– Even some in his own cabinet
by Justin Raimondo
January 23, 2017
Donald Trump has a problem – he’s virtually alone. It isn’t just that he strays significantly from his own party’s orthodoxy on major foreign policy questions. His conundrum is that even his own cabinet choices very often depart from the Trumpist canon, a fact that may undermine his ability to actually implement his foreign policy vision.
That vision, in my view, involves unpacking the post-WWII international order and updating it to focus on what Trump believes is the twin dangers to US interests: radical Islamic terrorism, as he puts it, and socioeconomic “carnage” on the domestic front. In order to do that, such institutions as NATO – founded when the old Soviet Union was America’s main adversary on the world stage – must be retooled, or, if necessary, abandoned, in favor of new alliances and structures designed to meet new threats. In Trump’s view, we are stuck in the past, fighting yesterday’s wars while our allies drain our resources and our real enemies go about their business undisturbed.
In terms of specifics, what this translates into is a rapprochement with Russia, which will be recruited into a US-led “anti-terrorist” coalition designed, first of all, to fight and destroy ISIS, and perhaps also to contain China short of war.
In an interview with the Times of London and the German newspaper Bild, Trump indicated that he envisions a grand bargain with Vladimir Putin: an end to US sanctions and our aggressive military stance in Europe in exchange for major mutual cuts in our respective nuclear arsenals, perhaps coupled with a Russian guarantee that their “near abroad” is safe from Moscow’s designs. Furthermore, Russia would be transformed from an adversary into a partner in our endless “war on terrorism,” with Trump essentially farming out much of the work involved in subduing and eliminating the ISIS “Caliphate” to Putin and Syrian strongman Bashar al-Assad. This would eliminate the need for US troops on the ground, reducing our role to air support and perhaps the injection of Special Forces to carry out limited tasks.

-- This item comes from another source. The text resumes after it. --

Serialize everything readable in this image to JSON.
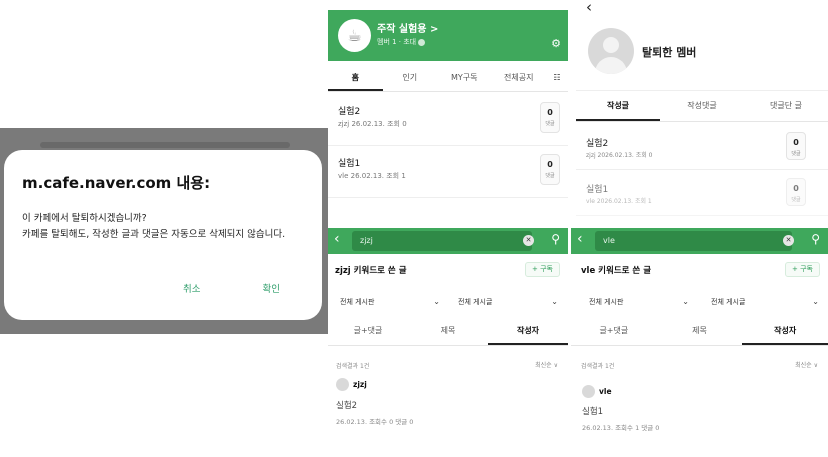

The US military and national security bureaucracy is implacably opposed to this: that is the source of the CIA’s open hostility to Trump, and the rather crude effort to tie him and his campaign to the Kremlin. Both parties oppose détente – never mind an alliance – with Russia, for any reason whatsoever, although the Trumpian wing of the GOP is moving toward the President on this issue.